> _Entries shown_:
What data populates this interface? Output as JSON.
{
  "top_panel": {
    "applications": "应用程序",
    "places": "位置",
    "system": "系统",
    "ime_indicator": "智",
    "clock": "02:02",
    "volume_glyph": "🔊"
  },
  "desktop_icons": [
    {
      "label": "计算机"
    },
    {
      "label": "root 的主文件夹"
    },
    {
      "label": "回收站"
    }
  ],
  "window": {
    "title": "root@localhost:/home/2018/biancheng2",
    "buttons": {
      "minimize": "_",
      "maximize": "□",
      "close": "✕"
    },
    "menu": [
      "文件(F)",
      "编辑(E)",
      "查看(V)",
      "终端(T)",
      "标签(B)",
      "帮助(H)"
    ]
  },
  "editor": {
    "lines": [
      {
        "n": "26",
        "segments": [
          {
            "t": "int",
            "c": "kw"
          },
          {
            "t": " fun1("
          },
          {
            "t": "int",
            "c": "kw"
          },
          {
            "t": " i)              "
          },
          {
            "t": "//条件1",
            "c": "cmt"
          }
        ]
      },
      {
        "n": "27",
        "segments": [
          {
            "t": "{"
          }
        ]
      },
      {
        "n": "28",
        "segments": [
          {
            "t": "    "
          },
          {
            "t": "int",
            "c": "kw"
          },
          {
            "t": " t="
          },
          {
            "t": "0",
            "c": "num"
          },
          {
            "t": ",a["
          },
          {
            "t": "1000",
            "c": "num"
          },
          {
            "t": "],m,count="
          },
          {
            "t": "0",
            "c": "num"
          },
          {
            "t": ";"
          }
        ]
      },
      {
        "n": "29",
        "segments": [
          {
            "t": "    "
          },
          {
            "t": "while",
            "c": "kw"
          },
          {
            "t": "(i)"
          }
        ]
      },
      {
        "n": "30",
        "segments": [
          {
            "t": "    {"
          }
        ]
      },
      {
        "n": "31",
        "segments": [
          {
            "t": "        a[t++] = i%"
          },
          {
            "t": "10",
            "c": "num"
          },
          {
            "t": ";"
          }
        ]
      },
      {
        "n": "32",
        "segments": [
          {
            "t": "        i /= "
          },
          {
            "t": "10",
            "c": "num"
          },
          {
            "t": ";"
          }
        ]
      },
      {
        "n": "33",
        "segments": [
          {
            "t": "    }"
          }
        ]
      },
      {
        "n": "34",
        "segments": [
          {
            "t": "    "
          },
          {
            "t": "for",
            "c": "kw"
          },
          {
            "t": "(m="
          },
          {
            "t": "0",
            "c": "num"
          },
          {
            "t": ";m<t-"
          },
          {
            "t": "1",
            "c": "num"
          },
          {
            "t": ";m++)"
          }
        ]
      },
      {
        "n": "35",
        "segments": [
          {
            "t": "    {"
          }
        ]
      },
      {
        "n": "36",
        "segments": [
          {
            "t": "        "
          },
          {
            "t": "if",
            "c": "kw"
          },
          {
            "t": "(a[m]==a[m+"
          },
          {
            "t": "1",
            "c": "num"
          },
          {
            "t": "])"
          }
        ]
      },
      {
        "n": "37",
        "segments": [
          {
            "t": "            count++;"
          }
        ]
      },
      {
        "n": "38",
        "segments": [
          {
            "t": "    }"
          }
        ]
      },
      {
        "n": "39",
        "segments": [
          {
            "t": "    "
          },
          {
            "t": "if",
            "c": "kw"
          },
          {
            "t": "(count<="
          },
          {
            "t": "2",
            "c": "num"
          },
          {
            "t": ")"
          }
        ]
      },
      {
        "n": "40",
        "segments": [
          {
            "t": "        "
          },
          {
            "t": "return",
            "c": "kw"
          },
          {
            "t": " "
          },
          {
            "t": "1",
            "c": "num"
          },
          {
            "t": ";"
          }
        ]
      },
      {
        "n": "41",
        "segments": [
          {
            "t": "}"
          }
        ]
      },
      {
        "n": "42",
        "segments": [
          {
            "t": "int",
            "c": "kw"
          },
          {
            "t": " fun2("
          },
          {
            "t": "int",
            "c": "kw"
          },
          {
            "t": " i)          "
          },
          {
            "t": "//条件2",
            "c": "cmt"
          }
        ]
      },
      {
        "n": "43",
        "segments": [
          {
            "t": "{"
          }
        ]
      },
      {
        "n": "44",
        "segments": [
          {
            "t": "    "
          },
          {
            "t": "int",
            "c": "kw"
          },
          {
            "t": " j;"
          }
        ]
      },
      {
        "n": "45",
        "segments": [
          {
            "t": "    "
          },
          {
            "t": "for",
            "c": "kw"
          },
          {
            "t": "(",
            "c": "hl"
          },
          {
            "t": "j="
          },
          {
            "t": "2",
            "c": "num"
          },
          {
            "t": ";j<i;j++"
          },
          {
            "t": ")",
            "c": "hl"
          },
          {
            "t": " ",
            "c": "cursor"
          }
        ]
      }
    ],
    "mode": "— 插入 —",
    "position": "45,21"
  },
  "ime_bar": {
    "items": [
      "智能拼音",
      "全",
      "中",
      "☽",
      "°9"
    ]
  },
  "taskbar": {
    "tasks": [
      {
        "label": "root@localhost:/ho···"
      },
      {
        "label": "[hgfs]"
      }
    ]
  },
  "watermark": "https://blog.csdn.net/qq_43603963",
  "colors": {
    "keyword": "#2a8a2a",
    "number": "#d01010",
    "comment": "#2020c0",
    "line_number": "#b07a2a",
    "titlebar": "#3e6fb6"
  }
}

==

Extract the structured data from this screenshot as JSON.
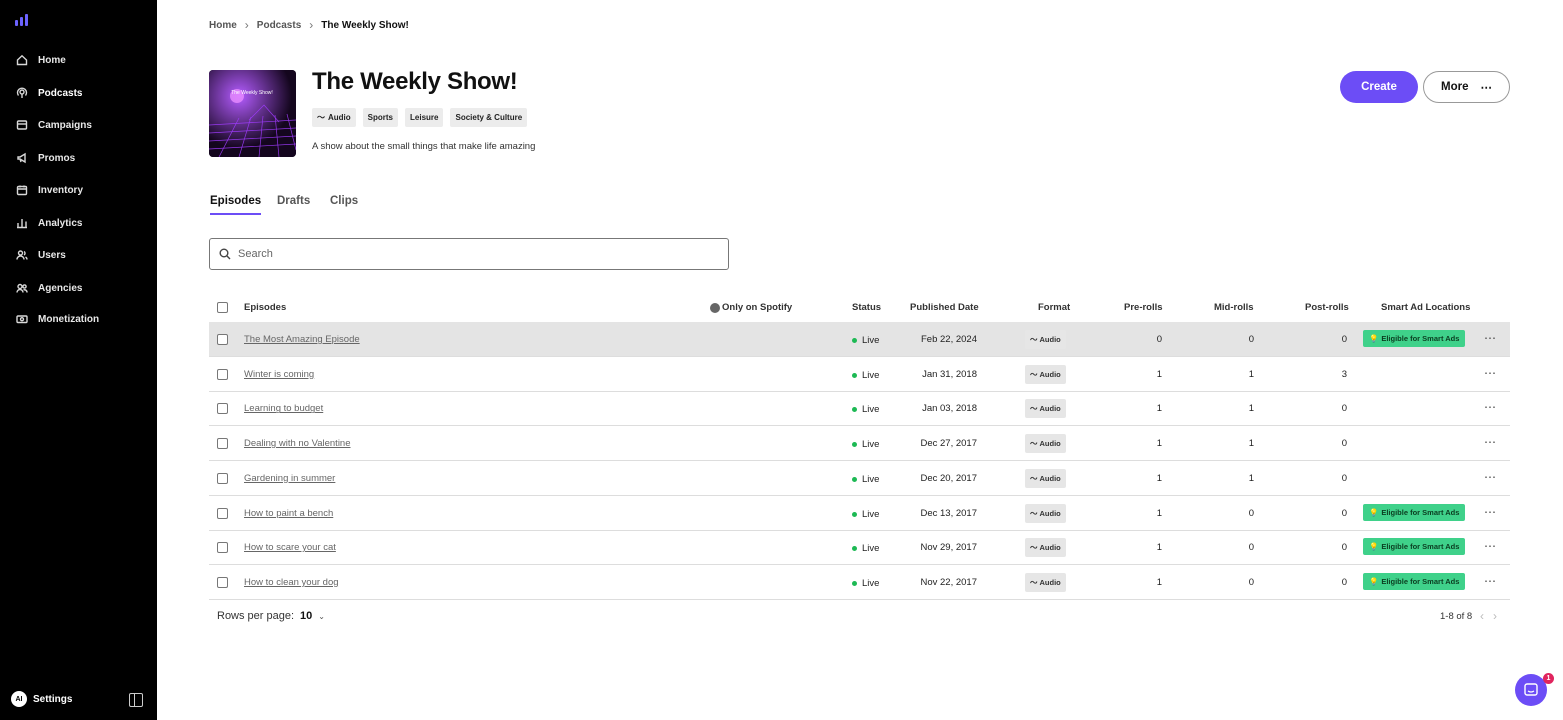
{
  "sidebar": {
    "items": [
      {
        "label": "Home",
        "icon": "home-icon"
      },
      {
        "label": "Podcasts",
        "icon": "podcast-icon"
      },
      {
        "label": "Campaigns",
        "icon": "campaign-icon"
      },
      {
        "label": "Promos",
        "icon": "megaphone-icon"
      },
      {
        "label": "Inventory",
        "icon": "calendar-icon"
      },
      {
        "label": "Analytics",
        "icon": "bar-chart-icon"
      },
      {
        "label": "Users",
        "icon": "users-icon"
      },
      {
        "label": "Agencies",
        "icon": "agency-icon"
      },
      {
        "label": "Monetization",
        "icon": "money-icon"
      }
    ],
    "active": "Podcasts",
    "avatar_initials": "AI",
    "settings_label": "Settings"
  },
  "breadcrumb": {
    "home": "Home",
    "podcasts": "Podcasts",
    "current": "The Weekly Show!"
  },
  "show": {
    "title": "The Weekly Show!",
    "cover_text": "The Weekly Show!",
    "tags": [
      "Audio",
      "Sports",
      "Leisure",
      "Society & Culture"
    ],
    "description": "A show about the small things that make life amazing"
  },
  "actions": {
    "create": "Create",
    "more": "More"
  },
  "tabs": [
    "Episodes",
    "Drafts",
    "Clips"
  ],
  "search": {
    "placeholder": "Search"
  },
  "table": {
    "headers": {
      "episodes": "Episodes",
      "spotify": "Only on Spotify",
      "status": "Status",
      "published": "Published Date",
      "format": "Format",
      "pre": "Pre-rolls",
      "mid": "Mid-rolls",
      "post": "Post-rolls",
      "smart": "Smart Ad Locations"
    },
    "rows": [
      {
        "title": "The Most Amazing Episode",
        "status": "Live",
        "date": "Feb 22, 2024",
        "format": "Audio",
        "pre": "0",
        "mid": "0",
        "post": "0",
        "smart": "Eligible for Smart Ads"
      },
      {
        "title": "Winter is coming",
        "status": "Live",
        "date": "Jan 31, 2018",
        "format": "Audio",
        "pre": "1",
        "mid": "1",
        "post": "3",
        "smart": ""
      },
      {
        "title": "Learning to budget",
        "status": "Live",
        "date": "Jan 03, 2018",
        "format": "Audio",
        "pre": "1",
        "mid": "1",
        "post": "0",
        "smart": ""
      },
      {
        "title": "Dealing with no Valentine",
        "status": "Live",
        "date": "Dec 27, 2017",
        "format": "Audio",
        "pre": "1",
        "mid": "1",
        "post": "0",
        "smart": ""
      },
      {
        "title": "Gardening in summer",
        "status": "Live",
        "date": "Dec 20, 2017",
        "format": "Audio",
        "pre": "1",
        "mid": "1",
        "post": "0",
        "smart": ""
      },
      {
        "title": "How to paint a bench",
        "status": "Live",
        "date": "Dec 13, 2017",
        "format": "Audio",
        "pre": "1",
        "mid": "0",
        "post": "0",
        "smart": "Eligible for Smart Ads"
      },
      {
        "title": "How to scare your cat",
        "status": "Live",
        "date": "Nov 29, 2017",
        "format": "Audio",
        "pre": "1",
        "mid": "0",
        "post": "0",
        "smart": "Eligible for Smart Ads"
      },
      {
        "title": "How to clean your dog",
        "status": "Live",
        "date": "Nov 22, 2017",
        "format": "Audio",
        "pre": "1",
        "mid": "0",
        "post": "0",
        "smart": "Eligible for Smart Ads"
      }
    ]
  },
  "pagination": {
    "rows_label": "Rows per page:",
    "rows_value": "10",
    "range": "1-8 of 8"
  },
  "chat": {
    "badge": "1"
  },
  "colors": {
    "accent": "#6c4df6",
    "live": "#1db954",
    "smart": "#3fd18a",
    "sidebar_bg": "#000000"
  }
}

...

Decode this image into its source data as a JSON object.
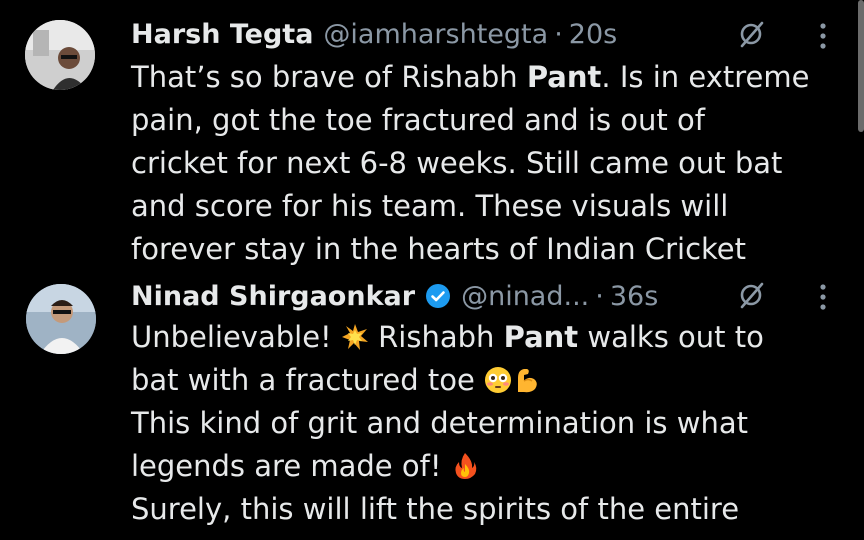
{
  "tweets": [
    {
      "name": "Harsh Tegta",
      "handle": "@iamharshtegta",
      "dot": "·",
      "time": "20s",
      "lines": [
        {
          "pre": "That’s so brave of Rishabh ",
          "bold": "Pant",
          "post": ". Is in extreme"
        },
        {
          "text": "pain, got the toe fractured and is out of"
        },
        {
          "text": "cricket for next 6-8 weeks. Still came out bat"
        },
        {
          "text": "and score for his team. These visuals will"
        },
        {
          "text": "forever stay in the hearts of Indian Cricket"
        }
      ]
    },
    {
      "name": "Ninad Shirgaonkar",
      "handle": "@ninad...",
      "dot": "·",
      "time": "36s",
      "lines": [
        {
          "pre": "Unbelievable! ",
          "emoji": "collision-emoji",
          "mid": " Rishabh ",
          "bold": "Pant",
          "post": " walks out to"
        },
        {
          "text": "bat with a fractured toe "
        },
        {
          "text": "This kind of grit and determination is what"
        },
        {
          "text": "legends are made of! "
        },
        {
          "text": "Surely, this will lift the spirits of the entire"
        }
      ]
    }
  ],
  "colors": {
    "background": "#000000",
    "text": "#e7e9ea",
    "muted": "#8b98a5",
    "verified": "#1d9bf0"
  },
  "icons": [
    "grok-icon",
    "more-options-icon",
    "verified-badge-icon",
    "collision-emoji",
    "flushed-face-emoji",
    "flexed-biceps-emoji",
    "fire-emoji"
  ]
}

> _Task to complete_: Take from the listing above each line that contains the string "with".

> _Answer area_:
        "title": "Dealing with no Valentine",
          "text": "bat with a fractured toe "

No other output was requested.